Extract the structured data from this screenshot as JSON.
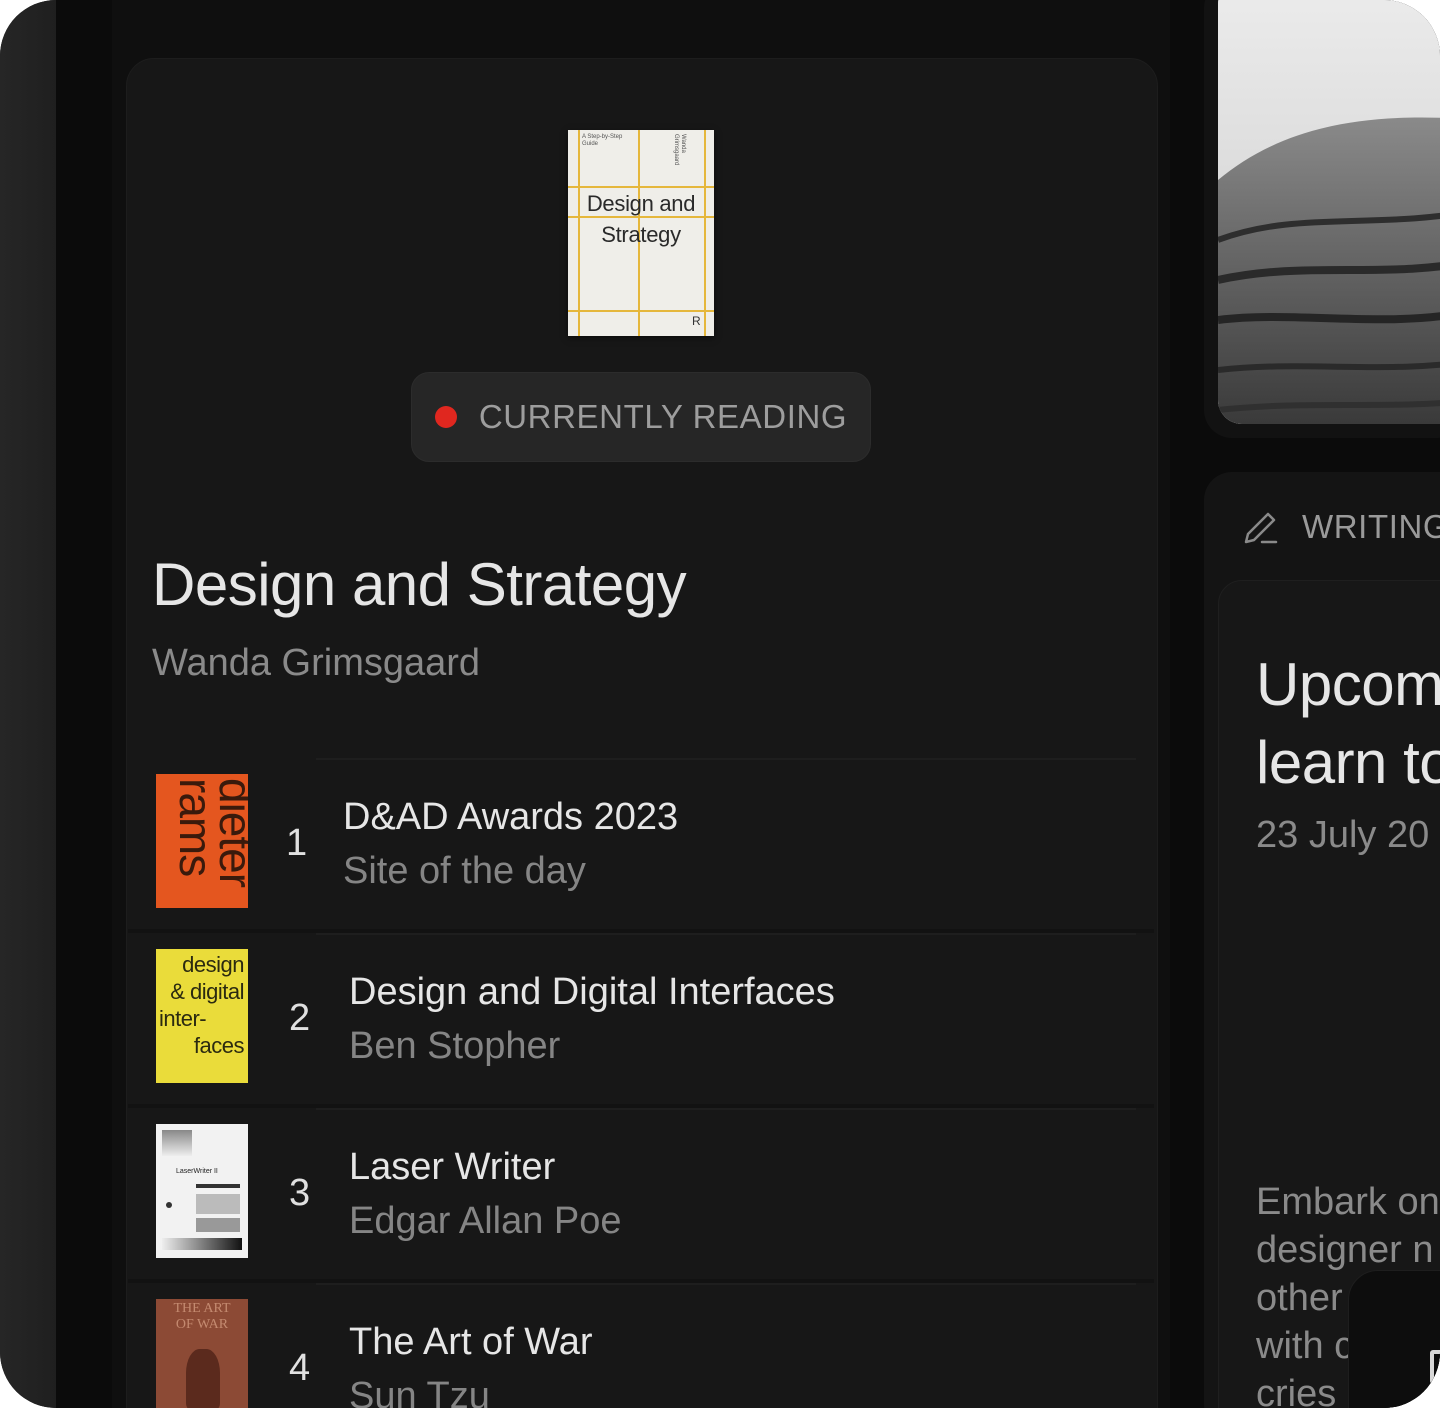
{
  "current_book": {
    "cover_title": "Design and Strategy",
    "cover_line1": "Design and",
    "cover_line2": "Strategy",
    "cover_series": "A Step-by-Step Guide",
    "cover_author_vertical": "Wanda Grimsgaard",
    "cover_publisher_mark": "R",
    "status_label": "CURRENTLY READING",
    "status_color": "#e0271f",
    "title": "Design and Strategy",
    "author": "Wanda Grimsgaard"
  },
  "reading_list": [
    {
      "rank": "1",
      "title": "D&AD Awards 2023",
      "subtitle": "Site of the day",
      "cover_text": "dieter rams",
      "cover_color": "#e4561f"
    },
    {
      "rank": "2",
      "title": "Design and Digital Interfaces",
      "subtitle": "Ben Stopher",
      "cover_lines": [
        "design",
        "& digital",
        "inter-",
        "faces"
      ],
      "cover_color": "#eadc3a"
    },
    {
      "rank": "3",
      "title": "Laser Writer",
      "subtitle": "Edgar Allan Poe",
      "cover_text": "LaserWriter II",
      "cover_color": "#f2f2f2"
    },
    {
      "rank": "4",
      "title": "The Art of War",
      "subtitle": "Sun Tzu",
      "cover_lines": [
        "THE ART",
        "OF WAR"
      ],
      "cover_color": "#8c4a35"
    }
  ],
  "writing": {
    "label": "WRITING",
    "icon": "pencil-icon",
    "post_title": "Upcom\nlearn to",
    "post_date": "23 July 20",
    "post_excerpt": "Embark on\ndesigner n\nother\nwith c\ncries"
  }
}
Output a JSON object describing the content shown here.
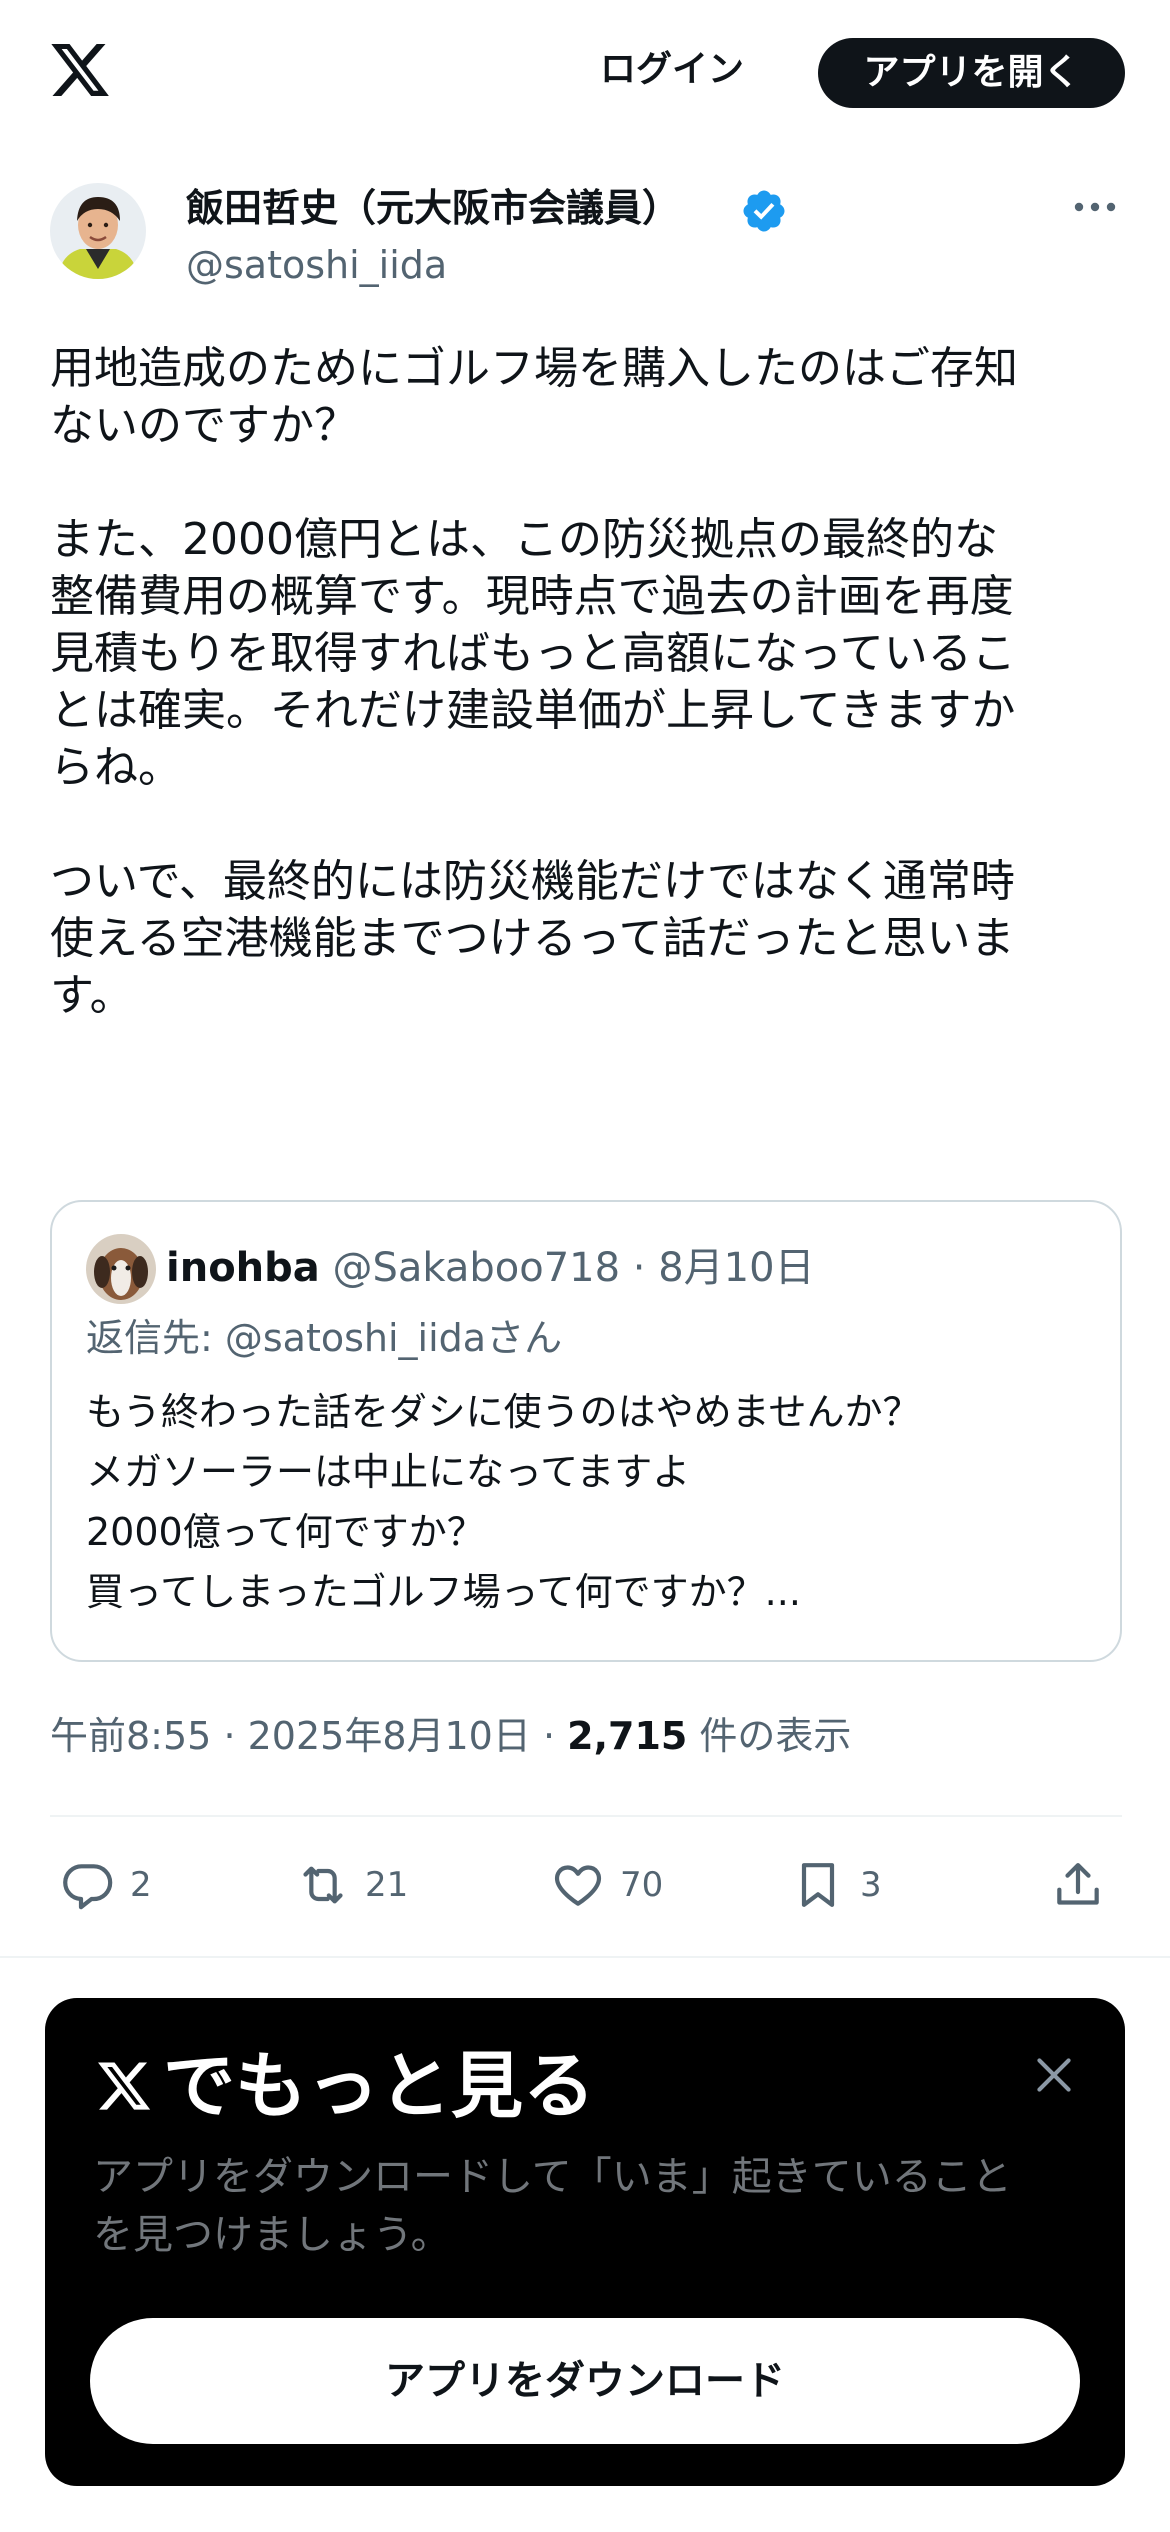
{
  "header": {
    "login_label": "ログイン",
    "open_app_label": "アプリを開く"
  },
  "tweet": {
    "author_name": "飯田哲史（元大阪市会議員）",
    "author_handle": "@satoshi_iida",
    "text": "用地造成のためにゴルフ場を購入したのはご存知\nないのですか？\n\nまた、2000億円とは、この防災拠点の最終的な\n整備費用の概算です。現時点で過去の計画を再度\n見積もりを取得すればもっと高額になっているこ\nとは確実。それだけ建設単価が上昇してきますか\nらね。\n\nついで、最終的には防災機能だけではなく通常時\n使える空港機能までつけるって話だったと思いま\nす。",
    "time": "午前8:55",
    "date": "2025年8月10日",
    "views_count": "2,715",
    "views_label": "件の表示"
  },
  "quote": {
    "name": "inohba",
    "handle": "@Sakaboo718",
    "date": "8月10日",
    "reply_to": "返信先: @satoshi_iidaさん",
    "text": "もう終わった話をダシに使うのはやめませんか？\nメガソーラーは中止になってますよ\n2000億って何ですか？\n買ってしまったゴルフ場って何ですか？..."
  },
  "actions": {
    "replies": "2",
    "reposts": "21",
    "likes": "70",
    "bookmarks": "3"
  },
  "promo": {
    "title": "でもっと見る",
    "description": "アプリをダウンロードして「いま」起きていること\nを見つけましょう。",
    "button_label": "アプリをダウンロード"
  },
  "colors": {
    "text_primary": "#0f1419",
    "text_secondary": "#536471",
    "verified_blue": "#1d9bf0",
    "border": "#cfd9de",
    "promo_bg": "#000000"
  }
}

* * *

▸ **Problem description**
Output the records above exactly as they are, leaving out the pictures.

▸ **Response to the exercise**
Extract the structured data from this screenshot as JSON.
{
  "current_book": {
    "cover_title": "Design and Strategy",
    "cover_line1": "Design and",
    "cover_line2": "Strategy",
    "cover_series": "A Step-by-Step Guide",
    "cover_author_vertical": "Wanda Grimsgaard",
    "cover_publisher_mark": "R",
    "status_label": "CURRENTLY READING",
    "status_color": "#e0271f",
    "title": "Design and Strategy",
    "author": "Wanda Grimsgaard"
  },
  "reading_list": [
    {
      "rank": "1",
      "title": "D&AD Awards 2023",
      "subtitle": "Site of the day",
      "cover_text": "dieter rams",
      "cover_color": "#e4561f"
    },
    {
      "rank": "2",
      "title": "Design and Digital Interfaces",
      "subtitle": "Ben Stopher",
      "cover_lines": [
        "design",
        "& digital",
        "inter-",
        "faces"
      ],
      "cover_color": "#eadc3a"
    },
    {
      "rank": "3",
      "title": "Laser Writer",
      "subtitle": "Edgar Allan Poe",
      "cover_text": "LaserWriter II",
      "cover_color": "#f2f2f2"
    },
    {
      "rank": "4",
      "title": "The Art of War",
      "subtitle": "Sun Tzu",
      "cover_lines": [
        "THE ART",
        "OF WAR"
      ],
      "cover_color": "#8c4a35"
    }
  ],
  "writing": {
    "label": "WRITING",
    "icon": "pencil-icon",
    "post_title": "Upcom\nlearn to",
    "post_date": "23 July 20",
    "post_excerpt": "Embark on\ndesigner n\nother\nwith c\ncries"
  }
}
Output a JSON object describing the content shown here.
{
  "header": {
    "login_label": "ログイン",
    "open_app_label": "アプリを開く"
  },
  "tweet": {
    "author_name": "飯田哲史（元大阪市会議員）",
    "author_handle": "@satoshi_iida",
    "text": "用地造成のためにゴルフ場を購入したのはご存知\nないのですか？\n\nまた、2000億円とは、この防災拠点の最終的な\n整備費用の概算です。現時点で過去の計画を再度\n見積もりを取得すればもっと高額になっているこ\nとは確実。それだけ建設単価が上昇してきますか\nらね。\n\nついで、最終的には防災機能だけではなく通常時\n使える空港機能までつけるって話だったと思いま\nす。",
    "time": "午前8:55",
    "date": "2025年8月10日",
    "views_count": "2,715",
    "views_label": "件の表示"
  },
  "quote": {
    "name": "inohba",
    "handle": "@Sakaboo718",
    "date": "8月10日",
    "reply_to": "返信先: @satoshi_iidaさん",
    "text": "もう終わった話をダシに使うのはやめませんか？\nメガソーラーは中止になってますよ\n2000億って何ですか？\n買ってしまったゴルフ場って何ですか？..."
  },
  "actions": {
    "replies": "2",
    "reposts": "21",
    "likes": "70",
    "bookmarks": "3"
  },
  "promo": {
    "title": "でもっと見る",
    "description": "アプリをダウンロードして「いま」起きていること\nを見つけましょう。",
    "button_label": "アプリをダウンロード"
  },
  "colors": {
    "text_primary": "#0f1419",
    "text_secondary": "#536471",
    "verified_blue": "#1d9bf0",
    "border": "#cfd9de",
    "promo_bg": "#000000"
  }
}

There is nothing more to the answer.